----- DATASET RECORDS -----
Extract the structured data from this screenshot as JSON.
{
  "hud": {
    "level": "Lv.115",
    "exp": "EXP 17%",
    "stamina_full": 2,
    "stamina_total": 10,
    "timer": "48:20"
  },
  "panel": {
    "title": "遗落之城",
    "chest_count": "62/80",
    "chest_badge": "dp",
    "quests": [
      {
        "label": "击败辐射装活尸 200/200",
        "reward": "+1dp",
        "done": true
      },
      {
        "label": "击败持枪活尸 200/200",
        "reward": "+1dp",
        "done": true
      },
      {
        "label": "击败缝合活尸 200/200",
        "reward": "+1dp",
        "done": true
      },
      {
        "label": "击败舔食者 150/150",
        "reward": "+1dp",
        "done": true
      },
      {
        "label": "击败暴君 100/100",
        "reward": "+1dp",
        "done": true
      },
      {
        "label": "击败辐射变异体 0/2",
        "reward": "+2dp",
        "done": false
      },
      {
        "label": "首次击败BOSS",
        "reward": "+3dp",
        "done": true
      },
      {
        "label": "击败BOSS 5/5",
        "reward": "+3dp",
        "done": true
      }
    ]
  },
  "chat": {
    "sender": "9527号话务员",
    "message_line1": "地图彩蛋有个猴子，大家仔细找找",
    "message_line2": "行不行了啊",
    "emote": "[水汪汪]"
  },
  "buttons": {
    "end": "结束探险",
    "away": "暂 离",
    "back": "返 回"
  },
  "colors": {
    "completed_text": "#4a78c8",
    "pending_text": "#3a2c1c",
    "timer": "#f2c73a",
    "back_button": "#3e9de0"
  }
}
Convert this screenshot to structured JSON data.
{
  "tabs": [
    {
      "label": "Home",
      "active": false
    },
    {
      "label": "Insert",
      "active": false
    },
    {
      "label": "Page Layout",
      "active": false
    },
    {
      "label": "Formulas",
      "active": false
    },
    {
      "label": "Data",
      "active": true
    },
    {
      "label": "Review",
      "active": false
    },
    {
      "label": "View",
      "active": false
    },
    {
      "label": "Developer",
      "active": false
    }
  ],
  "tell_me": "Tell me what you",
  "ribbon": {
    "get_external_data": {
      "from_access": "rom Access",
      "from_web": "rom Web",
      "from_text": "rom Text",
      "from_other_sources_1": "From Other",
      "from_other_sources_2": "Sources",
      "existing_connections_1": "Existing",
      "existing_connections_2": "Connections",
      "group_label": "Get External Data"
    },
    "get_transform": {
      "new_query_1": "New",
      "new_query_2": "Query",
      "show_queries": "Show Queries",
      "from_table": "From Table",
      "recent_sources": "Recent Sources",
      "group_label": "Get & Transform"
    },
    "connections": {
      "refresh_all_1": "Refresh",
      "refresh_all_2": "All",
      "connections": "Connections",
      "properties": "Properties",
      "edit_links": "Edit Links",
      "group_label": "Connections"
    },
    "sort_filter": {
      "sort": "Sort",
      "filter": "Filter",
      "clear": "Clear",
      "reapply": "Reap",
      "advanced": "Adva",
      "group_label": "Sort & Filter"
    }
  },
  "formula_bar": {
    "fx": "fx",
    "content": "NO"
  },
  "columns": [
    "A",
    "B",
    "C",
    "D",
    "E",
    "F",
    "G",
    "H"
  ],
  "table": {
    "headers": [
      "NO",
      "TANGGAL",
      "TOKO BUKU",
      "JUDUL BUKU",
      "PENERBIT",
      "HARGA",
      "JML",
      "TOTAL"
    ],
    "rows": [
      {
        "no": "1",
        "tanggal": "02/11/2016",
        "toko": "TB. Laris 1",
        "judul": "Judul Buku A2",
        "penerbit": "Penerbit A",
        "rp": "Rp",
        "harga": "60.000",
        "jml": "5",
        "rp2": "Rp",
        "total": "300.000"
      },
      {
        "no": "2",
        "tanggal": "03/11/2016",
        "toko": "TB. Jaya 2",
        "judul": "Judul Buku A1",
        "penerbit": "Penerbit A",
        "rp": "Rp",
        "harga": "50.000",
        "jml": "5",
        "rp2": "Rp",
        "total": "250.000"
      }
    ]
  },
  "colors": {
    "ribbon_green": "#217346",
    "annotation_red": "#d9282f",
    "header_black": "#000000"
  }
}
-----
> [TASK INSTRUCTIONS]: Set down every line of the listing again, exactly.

> [EXERCISE RESULT]:
Extract the structured data from this screenshot as JSON.
{
  "hud": {
    "level": "Lv.115",
    "exp": "EXP 17%",
    "stamina_full": 2,
    "stamina_total": 10,
    "timer": "48:20"
  },
  "panel": {
    "title": "遗落之城",
    "chest_count": "62/80",
    "chest_badge": "dp",
    "quests": [
      {
        "label": "击败辐射装活尸 200/200",
        "reward": "+1dp",
        "done": true
      },
      {
        "label": "击败持枪活尸 200/200",
        "reward": "+1dp",
        "done": true
      },
      {
        "label": "击败缝合活尸 200/200",
        "reward": "+1dp",
        "done": true
      },
      {
        "label": "击败舔食者 150/150",
        "reward": "+1dp",
        "done": true
      },
      {
        "label": "击败暴君 100/100",
        "reward": "+1dp",
        "done": true
      },
      {
        "label": "击败辐射变异体 0/2",
        "reward": "+2dp",
        "done": false
      },
      {
        "label": "首次击败BOSS",
        "reward": "+3dp",
        "done": true
      },
      {
        "label": "击败BOSS 5/5",
        "reward": "+3dp",
        "done": true
      }
    ]
  },
  "chat": {
    "sender": "9527号话务员",
    "message_line1": "地图彩蛋有个猴子，大家仔细找找",
    "message_line2": "行不行了啊",
    "emote": "[水汪汪]"
  },
  "buttons": {
    "end": "结束探险",
    "away": "暂 离",
    "back": "返 回"
  },
  "colors": {
    "completed_text": "#4a78c8",
    "pending_text": "#3a2c1c",
    "timer": "#f2c73a",
    "back_button": "#3e9de0"
  }
}
Convert this screenshot to structured JSON data.
{
  "tabs": [
    {
      "label": "Home",
      "active": false
    },
    {
      "label": "Insert",
      "active": false
    },
    {
      "label": "Page Layout",
      "active": false
    },
    {
      "label": "Formulas",
      "active": false
    },
    {
      "label": "Data",
      "active": true
    },
    {
      "label": "Review",
      "active": false
    },
    {
      "label": "View",
      "active": false
    },
    {
      "label": "Developer",
      "active": false
    }
  ],
  "tell_me": "Tell me what you",
  "ribbon": {
    "get_external_data": {
      "from_access": "rom Access",
      "from_web": "rom Web",
      "from_text": "rom Text",
      "from_other_sources_1": "From Other",
      "from_other_sources_2": "Sources",
      "existing_connections_1": "Existing",
      "existing_connections_2": "Connections",
      "group_label": "Get External Data"
    },
    "get_transform": {
      "new_query_1": "New",
      "new_query_2": "Query",
      "show_queries": "Show Queries",
      "from_table": "From Table",
      "recent_sources": "Recent Sources",
      "group_label": "Get & Transform"
    },
    "connections": {
      "refresh_all_1": "Refresh",
      "refresh_all_2": "All",
      "connections": "Connections",
      "properties": "Properties",
      "edit_links": "Edit Links",
      "group_label": "Connections"
    },
    "sort_filter": {
      "sort": "Sort",
      "filter": "Filter",
      "clear": "Clear",
      "reapply": "Reap",
      "advanced": "Adva",
      "group_label": "Sort & Filter"
    }
  },
  "formula_bar": {
    "fx": "fx",
    "content": "NO"
  },
  "columns": [
    "A",
    "B",
    "C",
    "D",
    "E",
    "F",
    "G",
    "H"
  ],
  "table": {
    "headers": [
      "NO",
      "TANGGAL",
      "TOKO BUKU",
      "JUDUL BUKU",
      "PENERBIT",
      "HARGA",
      "JML",
      "TOTAL"
    ],
    "rows": [
      {
        "no": "1",
        "tanggal": "02/11/2016",
        "toko": "TB. Laris 1",
        "judul": "Judul Buku A2",
        "penerbit": "Penerbit A",
        "rp": "Rp",
        "harga": "60.000",
        "jml": "5",
        "rp2": "Rp",
        "total": "300.000"
      },
      {
        "no": "2",
        "tanggal": "03/11/2016",
        "toko": "TB. Jaya 2",
        "judul": "Judul Buku A1",
        "penerbit": "Penerbit A",
        "rp": "Rp",
        "harga": "50.000",
        "jml": "5",
        "rp2": "Rp",
        "total": "250.000"
      }
    ]
  },
  "colors": {
    "ribbon_green": "#217346",
    "annotation_red": "#d9282f",
    "header_black": "#000000"
  }
}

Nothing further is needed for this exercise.